[Element data from apps and pages]
---+---

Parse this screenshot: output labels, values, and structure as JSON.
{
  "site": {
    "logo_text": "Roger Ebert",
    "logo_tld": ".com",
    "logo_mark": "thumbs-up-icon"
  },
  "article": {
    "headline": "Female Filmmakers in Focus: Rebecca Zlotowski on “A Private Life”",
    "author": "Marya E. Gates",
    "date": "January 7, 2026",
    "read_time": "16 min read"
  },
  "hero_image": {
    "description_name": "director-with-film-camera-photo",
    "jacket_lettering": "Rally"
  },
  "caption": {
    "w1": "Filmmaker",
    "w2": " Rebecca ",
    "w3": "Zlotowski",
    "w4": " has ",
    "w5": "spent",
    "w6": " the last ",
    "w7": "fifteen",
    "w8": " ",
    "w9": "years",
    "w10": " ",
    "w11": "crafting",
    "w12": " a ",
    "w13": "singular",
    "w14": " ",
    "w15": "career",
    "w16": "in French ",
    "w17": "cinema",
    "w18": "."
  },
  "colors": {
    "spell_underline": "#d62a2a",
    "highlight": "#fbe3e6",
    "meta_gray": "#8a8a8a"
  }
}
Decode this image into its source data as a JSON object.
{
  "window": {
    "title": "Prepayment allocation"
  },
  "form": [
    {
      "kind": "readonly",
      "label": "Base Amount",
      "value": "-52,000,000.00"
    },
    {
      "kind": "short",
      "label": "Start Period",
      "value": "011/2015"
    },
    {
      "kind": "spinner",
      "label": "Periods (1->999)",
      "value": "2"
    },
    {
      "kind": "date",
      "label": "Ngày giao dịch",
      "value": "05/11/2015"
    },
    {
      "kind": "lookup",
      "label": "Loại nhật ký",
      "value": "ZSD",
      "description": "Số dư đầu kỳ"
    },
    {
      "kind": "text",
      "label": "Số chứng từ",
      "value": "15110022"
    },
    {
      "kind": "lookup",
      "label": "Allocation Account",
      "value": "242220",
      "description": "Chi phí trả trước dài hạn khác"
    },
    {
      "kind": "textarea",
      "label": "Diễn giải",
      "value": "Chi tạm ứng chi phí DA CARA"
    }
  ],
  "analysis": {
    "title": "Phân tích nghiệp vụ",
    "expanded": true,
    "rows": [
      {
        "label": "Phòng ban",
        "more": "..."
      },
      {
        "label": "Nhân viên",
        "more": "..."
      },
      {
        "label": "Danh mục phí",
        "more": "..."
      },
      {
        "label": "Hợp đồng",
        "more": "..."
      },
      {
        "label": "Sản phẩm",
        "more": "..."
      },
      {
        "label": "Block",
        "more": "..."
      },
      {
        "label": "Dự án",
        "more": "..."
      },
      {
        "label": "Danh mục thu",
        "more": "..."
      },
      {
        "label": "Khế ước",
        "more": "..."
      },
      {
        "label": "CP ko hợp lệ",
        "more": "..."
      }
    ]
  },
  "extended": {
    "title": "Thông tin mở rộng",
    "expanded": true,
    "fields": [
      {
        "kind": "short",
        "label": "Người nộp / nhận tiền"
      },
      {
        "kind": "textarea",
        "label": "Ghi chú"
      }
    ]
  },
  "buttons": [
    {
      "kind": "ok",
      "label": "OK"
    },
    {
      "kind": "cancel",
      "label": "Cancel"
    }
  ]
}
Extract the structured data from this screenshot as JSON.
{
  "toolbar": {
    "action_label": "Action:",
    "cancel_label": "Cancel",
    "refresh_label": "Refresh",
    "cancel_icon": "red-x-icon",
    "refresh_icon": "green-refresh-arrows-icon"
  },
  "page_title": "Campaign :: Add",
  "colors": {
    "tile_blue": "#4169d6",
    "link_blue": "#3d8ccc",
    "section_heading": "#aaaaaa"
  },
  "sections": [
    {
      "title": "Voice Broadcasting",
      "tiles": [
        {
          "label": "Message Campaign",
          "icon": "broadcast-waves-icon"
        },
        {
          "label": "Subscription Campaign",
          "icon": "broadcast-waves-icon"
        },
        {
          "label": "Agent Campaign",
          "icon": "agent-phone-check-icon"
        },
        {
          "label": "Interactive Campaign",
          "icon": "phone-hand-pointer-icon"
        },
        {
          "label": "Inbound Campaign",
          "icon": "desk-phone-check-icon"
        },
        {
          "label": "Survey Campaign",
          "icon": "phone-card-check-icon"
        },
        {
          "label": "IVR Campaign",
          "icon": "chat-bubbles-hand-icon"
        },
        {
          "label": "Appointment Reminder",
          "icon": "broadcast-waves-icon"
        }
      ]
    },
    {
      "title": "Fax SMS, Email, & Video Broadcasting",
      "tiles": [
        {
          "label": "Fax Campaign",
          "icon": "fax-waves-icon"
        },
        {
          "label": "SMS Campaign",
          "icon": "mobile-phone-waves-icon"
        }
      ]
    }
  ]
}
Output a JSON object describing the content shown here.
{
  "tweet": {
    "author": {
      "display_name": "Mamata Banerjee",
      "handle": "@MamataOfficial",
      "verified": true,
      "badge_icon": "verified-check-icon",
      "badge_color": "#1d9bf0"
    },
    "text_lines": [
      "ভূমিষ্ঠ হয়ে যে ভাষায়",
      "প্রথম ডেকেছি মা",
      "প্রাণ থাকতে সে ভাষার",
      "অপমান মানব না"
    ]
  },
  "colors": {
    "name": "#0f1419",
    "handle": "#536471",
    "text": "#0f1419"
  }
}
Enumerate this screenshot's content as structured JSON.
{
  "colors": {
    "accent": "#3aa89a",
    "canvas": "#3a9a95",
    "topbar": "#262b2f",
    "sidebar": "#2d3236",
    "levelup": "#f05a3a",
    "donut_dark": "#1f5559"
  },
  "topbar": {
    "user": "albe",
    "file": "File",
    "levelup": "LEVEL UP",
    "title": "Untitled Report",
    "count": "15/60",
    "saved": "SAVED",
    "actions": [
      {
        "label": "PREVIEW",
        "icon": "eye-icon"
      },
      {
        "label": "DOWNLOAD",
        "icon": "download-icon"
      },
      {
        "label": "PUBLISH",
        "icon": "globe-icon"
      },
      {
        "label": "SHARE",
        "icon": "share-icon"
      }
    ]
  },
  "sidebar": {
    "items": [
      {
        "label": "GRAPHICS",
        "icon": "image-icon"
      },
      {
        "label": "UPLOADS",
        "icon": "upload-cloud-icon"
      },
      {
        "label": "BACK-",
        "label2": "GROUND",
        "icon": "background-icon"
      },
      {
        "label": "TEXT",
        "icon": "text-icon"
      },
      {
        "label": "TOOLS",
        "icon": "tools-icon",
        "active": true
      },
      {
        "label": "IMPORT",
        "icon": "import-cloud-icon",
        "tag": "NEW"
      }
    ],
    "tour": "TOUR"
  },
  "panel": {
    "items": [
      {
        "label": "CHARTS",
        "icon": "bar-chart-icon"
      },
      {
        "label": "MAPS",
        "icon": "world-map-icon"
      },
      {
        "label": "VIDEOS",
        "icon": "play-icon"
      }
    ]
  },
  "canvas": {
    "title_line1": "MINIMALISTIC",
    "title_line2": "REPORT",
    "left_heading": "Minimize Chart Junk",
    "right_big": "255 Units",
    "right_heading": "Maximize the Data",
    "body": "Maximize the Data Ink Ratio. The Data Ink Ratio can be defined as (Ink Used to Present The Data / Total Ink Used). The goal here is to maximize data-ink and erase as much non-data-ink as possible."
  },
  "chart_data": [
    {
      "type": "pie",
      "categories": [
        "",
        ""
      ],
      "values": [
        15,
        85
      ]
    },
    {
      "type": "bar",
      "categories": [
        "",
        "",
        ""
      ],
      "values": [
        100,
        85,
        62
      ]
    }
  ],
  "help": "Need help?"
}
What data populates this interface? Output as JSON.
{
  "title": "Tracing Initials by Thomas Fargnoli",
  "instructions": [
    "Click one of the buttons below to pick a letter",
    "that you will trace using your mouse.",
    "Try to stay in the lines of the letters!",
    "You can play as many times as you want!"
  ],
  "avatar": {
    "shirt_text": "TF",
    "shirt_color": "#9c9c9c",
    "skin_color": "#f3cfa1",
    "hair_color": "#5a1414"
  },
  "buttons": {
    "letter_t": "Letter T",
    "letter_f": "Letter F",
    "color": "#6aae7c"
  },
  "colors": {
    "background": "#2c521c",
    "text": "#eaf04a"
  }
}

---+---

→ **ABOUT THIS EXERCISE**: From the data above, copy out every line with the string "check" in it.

→ **SOLUTION TO THE EXERCISE**:
          "icon": "agent-phone-check-icon"
          "icon": "desk-phone-check-icon"
          "icon": "phone-card-check-icon"
      "badge_icon": "verified-check-icon",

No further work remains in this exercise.